Published October 22, 2012
When I think of gothic, three things immediately come to mind: Dickens' Miss Havisham in her tattered wedding gown, Morticia from The Addams Family and The Rocky Horror Picture Show. Goth design is dark and dramatic. It laughs in the face of death by embracing it. Think crows, skulls and specimens in jars. There is definitely something creepy in it.
But it is not all eerie. It is also sophisticated, elegant and artistic. It has a great sense of humor and style. And it doesn't have to be overdone. There's no need to paint everything black and hang red velvet curtains. Just a touch here and there adds a little refined ghoulishness to a space. Perfect for Halloween and beyond.
Skulls, Crows and Other Specimens
To embrace the dark side, you need to embrace the symbols of darkness, foreboding and death. This workspace is perfectly dark and old fashioned (can't you picture Edgar Allan Poe writing here?). And the crow perched on the wall is the cherry on top.
These taxidermy birds give this room a 19th-century conservatory feel. As in, Miss Scarlett with a candlestick in the conservatory.
This wall of specimens floating in jars has a menacing beauty to it. If you are not quite ready to go full-on Dr. Jekyll, you could achieve a similar but less shiver-inducing effect by filling the jars with leaves, acorns, stones and other nonanimal items.
A custom skull pillowcase. It shows you're dark but you still like to get cozy.
A single sketch of a skull among a collection of art. It's dark but not obsessively so.
I love this subtle skull wallpaper from the Wallpaper Collective. It comes in black too.
Seriously elegant eek factor. Maybe just for Halloween.
This beautiful salvaged window is a true gothic touch. The ornate chandelier ups the drama factor too.
This room is modern and spacious, but the gothic arches and the antique wooden door give it a little goth darkness. When you can't put your finger on why a room feels a little eerie, look for pointed gothic arches. Works every time.
The high ceilings, taxidermy and arched fireplace give this room a creepy old-manor feeling. It's lovely, but there are most likely ghosts in here.
This room has major goth credibility: dark old paintings, religious art, a big chandelier, low light and dark furnishings.
The dark wood paneling helps, but the table filled with candles is what really brings on the goth. Seance, anyone?
Big, dramatic draperies in heavy fabrics add mystery (what's hiding behind them?) and an 18th-century lushness to this room.
Blackness and Night
When in doubt, go with black. It's elegant, dramatic and not for the faint of heart. Black is undeniably the color of death.
Even a touch will do. These black-framed windows add a somberness to the space. The dark painting and candelabras don't hurt either. It's not creepy, but it is also not to be trifled with.
This bedroom has modern goth splendor: It's dramatic, it's black and it's covered in heavy drapery. Unless you happen to have a pet bat, it doesn't get any better than this.

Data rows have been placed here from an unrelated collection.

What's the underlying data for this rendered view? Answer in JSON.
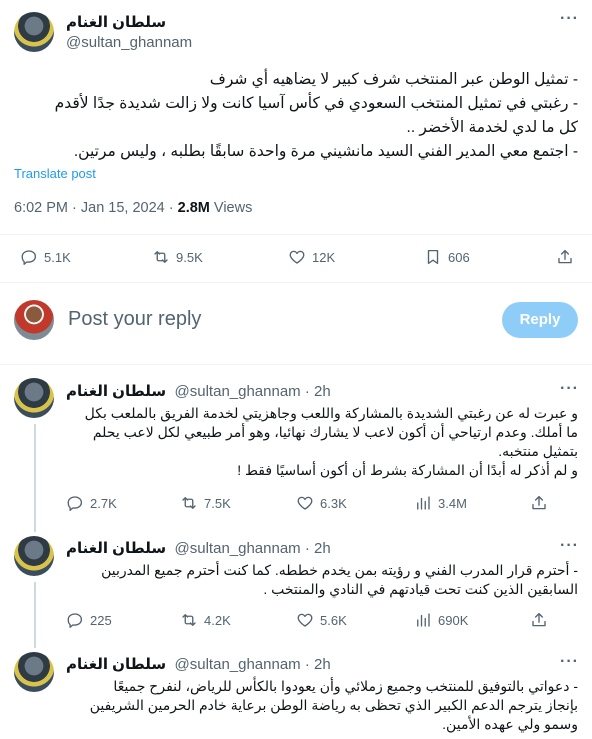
{
  "main_tweet": {
    "author_name": "سلطان الغنام",
    "author_handle": "@sultan_ghannam",
    "lines": [
      "- تمثيل الوطن عبر المنتخب شرف كبير لا يضاهيه أي شرف",
      "- رغبتي في تمثيل المنتخب السعودي في كأس آسيا كانت ولا زالت شديدة جدًا لأقدم",
      "كل ما لدي لخدمة الأخضر ..",
      "- اجتمع معي المدير الفني السيد مانشيني مرة واحدة سابقًا بطلبه ، وليس مرتين."
    ],
    "translate": "Translate post",
    "time": "6:02 PM · Jan 15, 2024 · ",
    "views_count": "2.8M",
    "views_label": " Views",
    "replies": "5.1K",
    "reposts": "9.5K",
    "likes": "12K",
    "bookmarks": "606"
  },
  "reply_box": {
    "placeholder": "Post your reply",
    "button": "Reply"
  },
  "replies": [
    {
      "author_name": "سلطان الغنام",
      "meta": "@sultan_ghannam · 2h",
      "lines": [
        "و عبرت له عن رغبتي الشديدة بالمشاركة واللعب وجاهزيتي لخدمة الفريق بالملعب بكل",
        "ما أملك. وعدم ارتياحي أن أكون لاعب لا يشارك نهائيا، وهو أمر طبيعي لكل لاعب يحلم",
        "بتمثيل منتخبه.",
        "و لم أذكر له أبدًا أن المشاركة بشرط أن أكون أساسيًا فقط !"
      ],
      "replies": "2.7K",
      "reposts": "7.5K",
      "likes": "6.3K",
      "views": "3.4M"
    },
    {
      "author_name": "سلطان الغنام",
      "meta": "@sultan_ghannam · 2h",
      "lines": [
        "- أحترم قرار المدرب الفني و رؤيته بمن يخدم خططه. كما كنت أحترم جميع المدربين",
        "السابقين الذين كنت تحت قيادتهم في النادي والمنتخب ."
      ],
      "replies": "225",
      "reposts": "4.2K",
      "likes": "5.6K",
      "views": "690K"
    },
    {
      "author_name": "سلطان الغنام",
      "meta": "@sultan_ghannam · 2h",
      "lines": [
        "- دعواتي بالتوفيق للمنتخب وجميع زملائي وأن يعودوا بالكأس للرياض، لنفرح جميعًا",
        "بإنجاز يترجم الدعم الكبير الذي تحظى به رياضة الوطن برعاية خادم الحرمين الشريفين",
        "وسمو ولي عهده الأمين."
      ]
    }
  ]
}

Another open, bright modern goth room. It's not only the black accents that give a touch of the dark side, it's also the dramatic shape of those oversize velvet chairs.
Candelabras and Chandeliers
Nothing ups the drama of a room like a big, bold chandelier. The more a chandelier or candelabra looks like it came out of an old gothic church, the better. This stairwell is not particularly menacing, but the huge, spare chandelier adds major drama. Can't you just hear the organ music?
This bathroom has gothic arches in the cabinetry, but it also has those castle-wall candlestick sconces helping its goth flair.
A standing candelabra gives this room just a touch of the dark and dramatic.
A big, black chandelier. Elegant but not cheery. Morticia would l-o-v-e this.
Another black chandelier. Imagine if this light fixture were a white globe -- the room would have a completely different mood.
Houzz is the leading online platform for home remodeling and design, providing people with everything they need to improve their homes from start to finish - online or from a mobile device. From decorating a room to building a custom home, Houzz connects millions of homeowners, home design enthusiasts and home improvement professionals around the world. Samantha Schoech is a contributor to Houzz.